**Input data**.

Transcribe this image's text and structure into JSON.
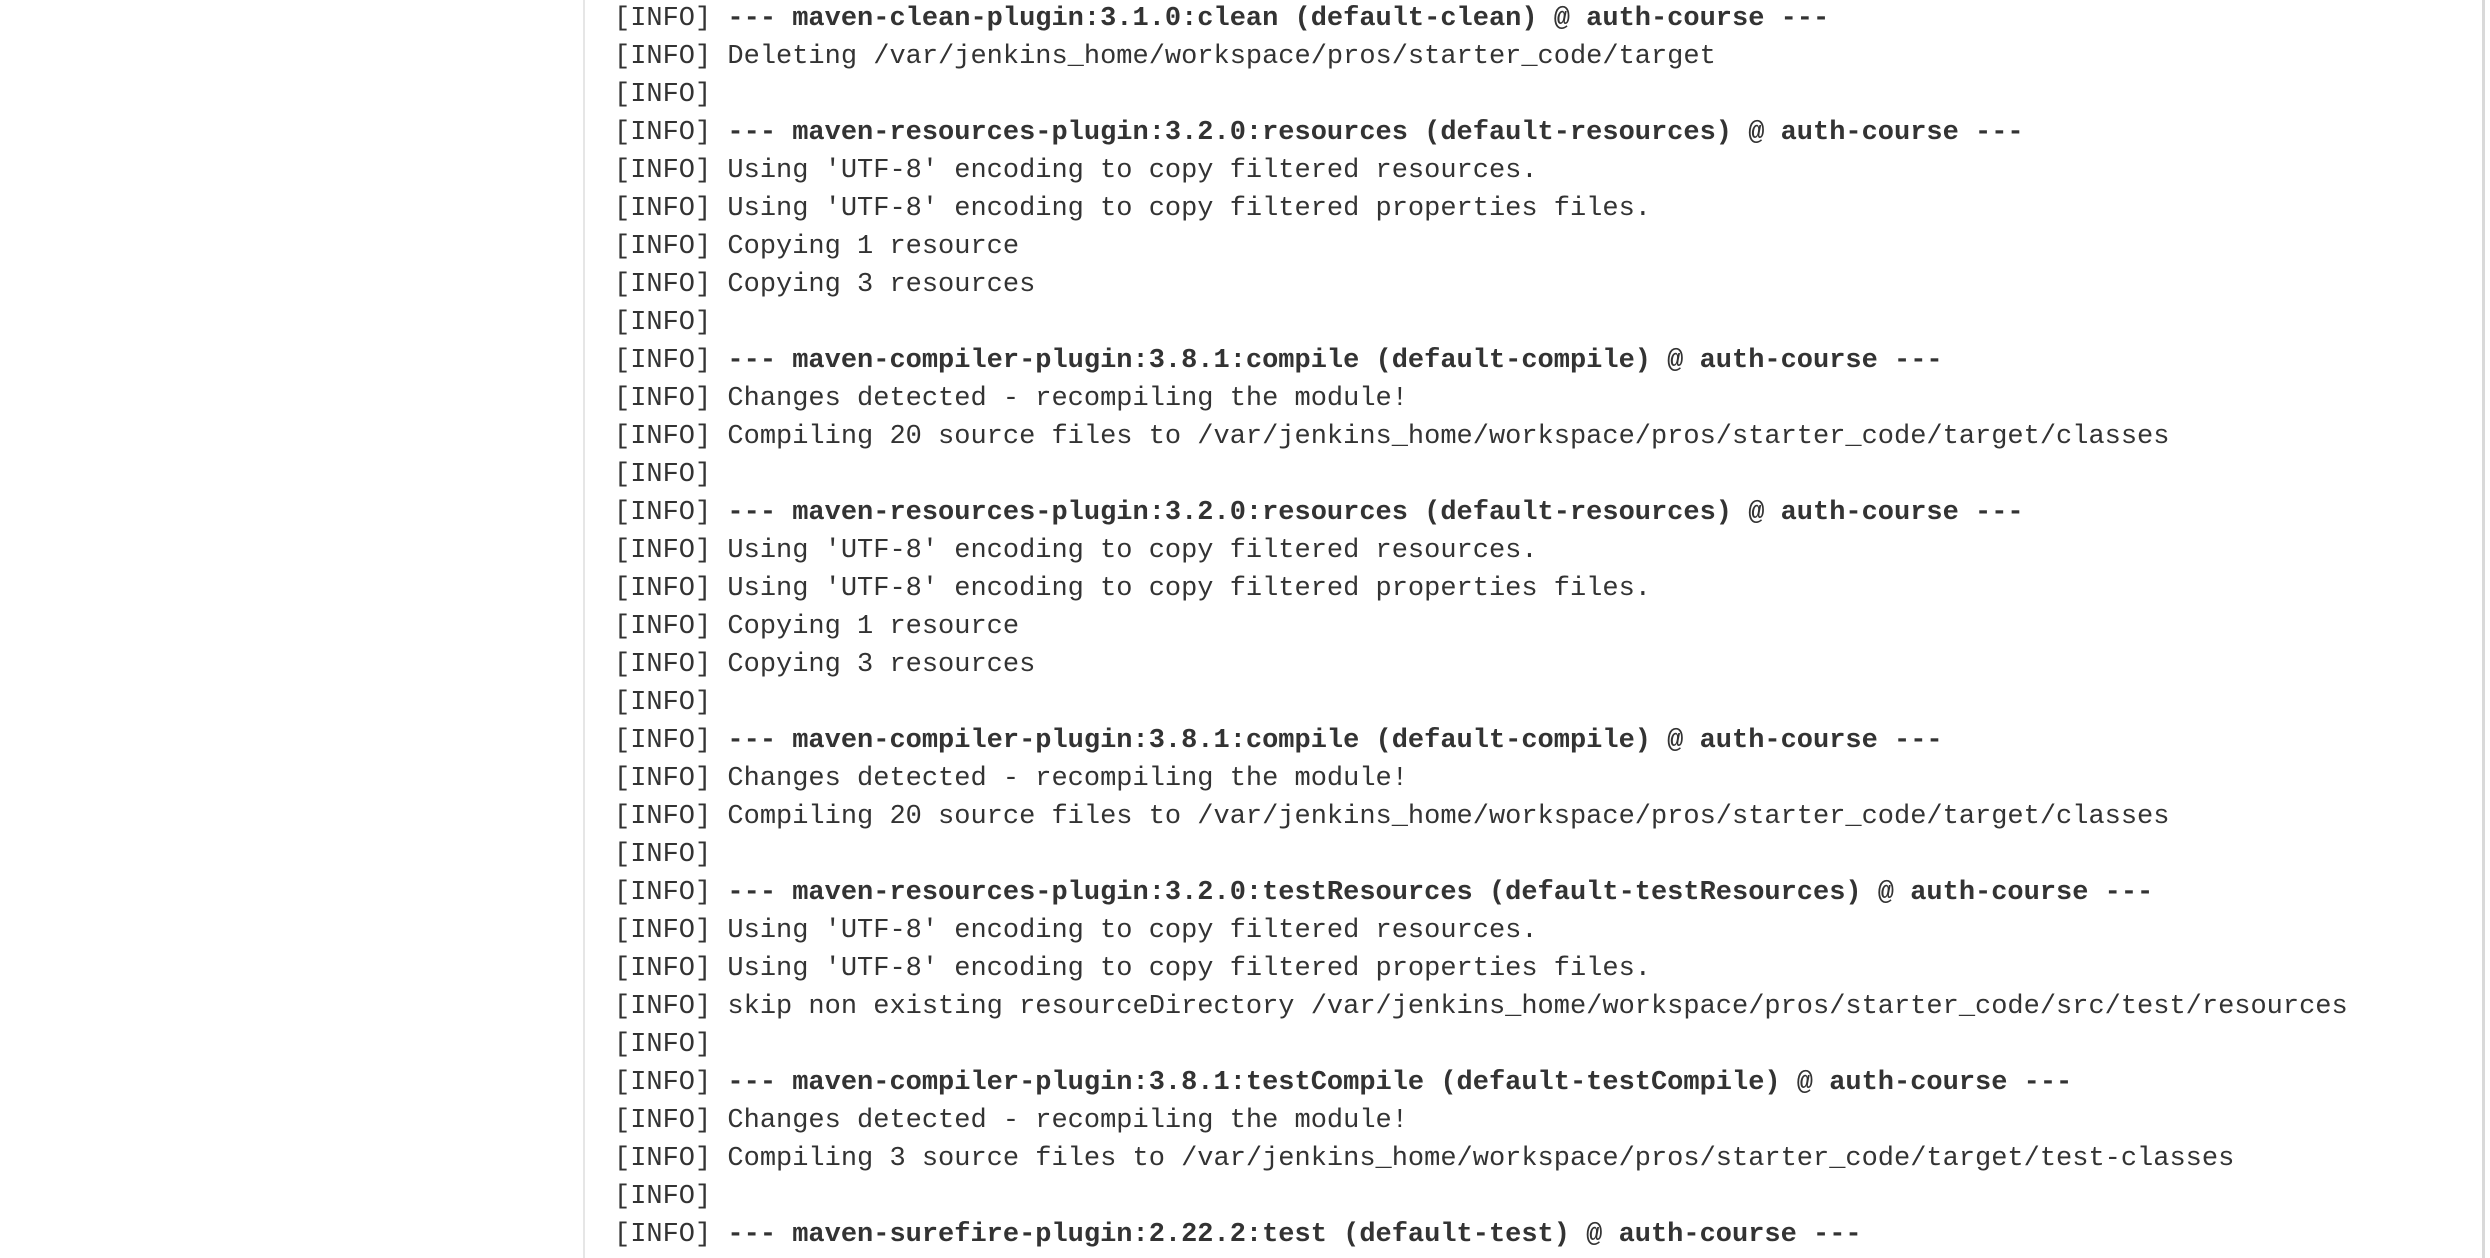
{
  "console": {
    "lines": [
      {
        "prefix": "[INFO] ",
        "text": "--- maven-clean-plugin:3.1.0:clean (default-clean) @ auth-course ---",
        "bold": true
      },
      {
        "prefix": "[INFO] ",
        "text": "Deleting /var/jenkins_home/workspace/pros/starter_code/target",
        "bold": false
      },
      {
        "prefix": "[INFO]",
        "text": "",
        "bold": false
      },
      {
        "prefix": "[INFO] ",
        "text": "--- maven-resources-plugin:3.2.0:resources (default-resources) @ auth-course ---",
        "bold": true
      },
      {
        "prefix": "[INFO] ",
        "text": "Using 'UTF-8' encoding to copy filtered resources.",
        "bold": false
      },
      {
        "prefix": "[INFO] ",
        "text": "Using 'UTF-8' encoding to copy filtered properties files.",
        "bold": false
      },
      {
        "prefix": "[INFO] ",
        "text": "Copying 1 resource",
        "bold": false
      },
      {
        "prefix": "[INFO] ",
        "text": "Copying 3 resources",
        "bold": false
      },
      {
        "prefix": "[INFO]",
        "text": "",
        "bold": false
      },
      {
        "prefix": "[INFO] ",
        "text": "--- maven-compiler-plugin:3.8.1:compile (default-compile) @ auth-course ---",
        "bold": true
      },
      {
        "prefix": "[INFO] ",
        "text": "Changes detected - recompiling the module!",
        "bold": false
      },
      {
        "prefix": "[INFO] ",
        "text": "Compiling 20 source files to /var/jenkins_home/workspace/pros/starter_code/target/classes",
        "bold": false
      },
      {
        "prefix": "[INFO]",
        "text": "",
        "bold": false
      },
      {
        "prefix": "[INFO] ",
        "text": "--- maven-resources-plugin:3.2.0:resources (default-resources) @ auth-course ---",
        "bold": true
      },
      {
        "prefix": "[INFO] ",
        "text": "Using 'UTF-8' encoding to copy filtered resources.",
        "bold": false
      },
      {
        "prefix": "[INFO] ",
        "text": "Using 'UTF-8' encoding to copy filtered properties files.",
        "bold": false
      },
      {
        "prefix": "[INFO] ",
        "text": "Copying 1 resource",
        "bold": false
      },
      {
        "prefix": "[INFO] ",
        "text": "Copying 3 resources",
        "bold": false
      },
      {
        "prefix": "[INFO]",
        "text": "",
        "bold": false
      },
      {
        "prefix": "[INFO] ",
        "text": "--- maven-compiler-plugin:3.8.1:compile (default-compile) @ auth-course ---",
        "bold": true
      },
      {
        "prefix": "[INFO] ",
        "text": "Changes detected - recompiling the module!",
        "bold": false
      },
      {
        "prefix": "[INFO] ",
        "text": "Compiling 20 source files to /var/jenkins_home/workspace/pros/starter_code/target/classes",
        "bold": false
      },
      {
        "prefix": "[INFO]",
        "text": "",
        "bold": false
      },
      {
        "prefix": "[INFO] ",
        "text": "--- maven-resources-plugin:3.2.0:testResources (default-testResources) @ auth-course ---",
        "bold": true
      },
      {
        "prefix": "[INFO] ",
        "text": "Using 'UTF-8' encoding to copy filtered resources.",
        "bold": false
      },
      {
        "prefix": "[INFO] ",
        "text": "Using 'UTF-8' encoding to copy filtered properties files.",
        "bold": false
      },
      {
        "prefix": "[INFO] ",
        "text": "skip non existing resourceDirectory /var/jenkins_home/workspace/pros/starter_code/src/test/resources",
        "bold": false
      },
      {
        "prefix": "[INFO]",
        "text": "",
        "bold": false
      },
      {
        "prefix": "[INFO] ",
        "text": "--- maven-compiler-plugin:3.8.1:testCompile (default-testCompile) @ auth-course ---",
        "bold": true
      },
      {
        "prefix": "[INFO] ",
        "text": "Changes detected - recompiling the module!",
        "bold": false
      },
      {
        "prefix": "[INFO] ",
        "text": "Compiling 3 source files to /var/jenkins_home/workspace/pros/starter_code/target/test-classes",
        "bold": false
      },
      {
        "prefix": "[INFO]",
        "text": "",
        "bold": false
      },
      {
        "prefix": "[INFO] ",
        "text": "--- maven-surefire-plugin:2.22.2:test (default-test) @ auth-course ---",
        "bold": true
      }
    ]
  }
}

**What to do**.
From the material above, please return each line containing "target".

**Written response**.
        "text": "Deleting /var/jenkins_home/workspace/pros/starter_code/target",
        "text": "Compiling 20 source files to /var/jenkins_home/workspace/pros/starter_code/target/classes",
        "text": "Compiling 20 source files to /var/jenkins_home/workspace/pros/starter_code/target/classes",
        "text": "Compiling 3 source files to /var/jenkins_home/workspace/pros/starter_code/target/test-classes",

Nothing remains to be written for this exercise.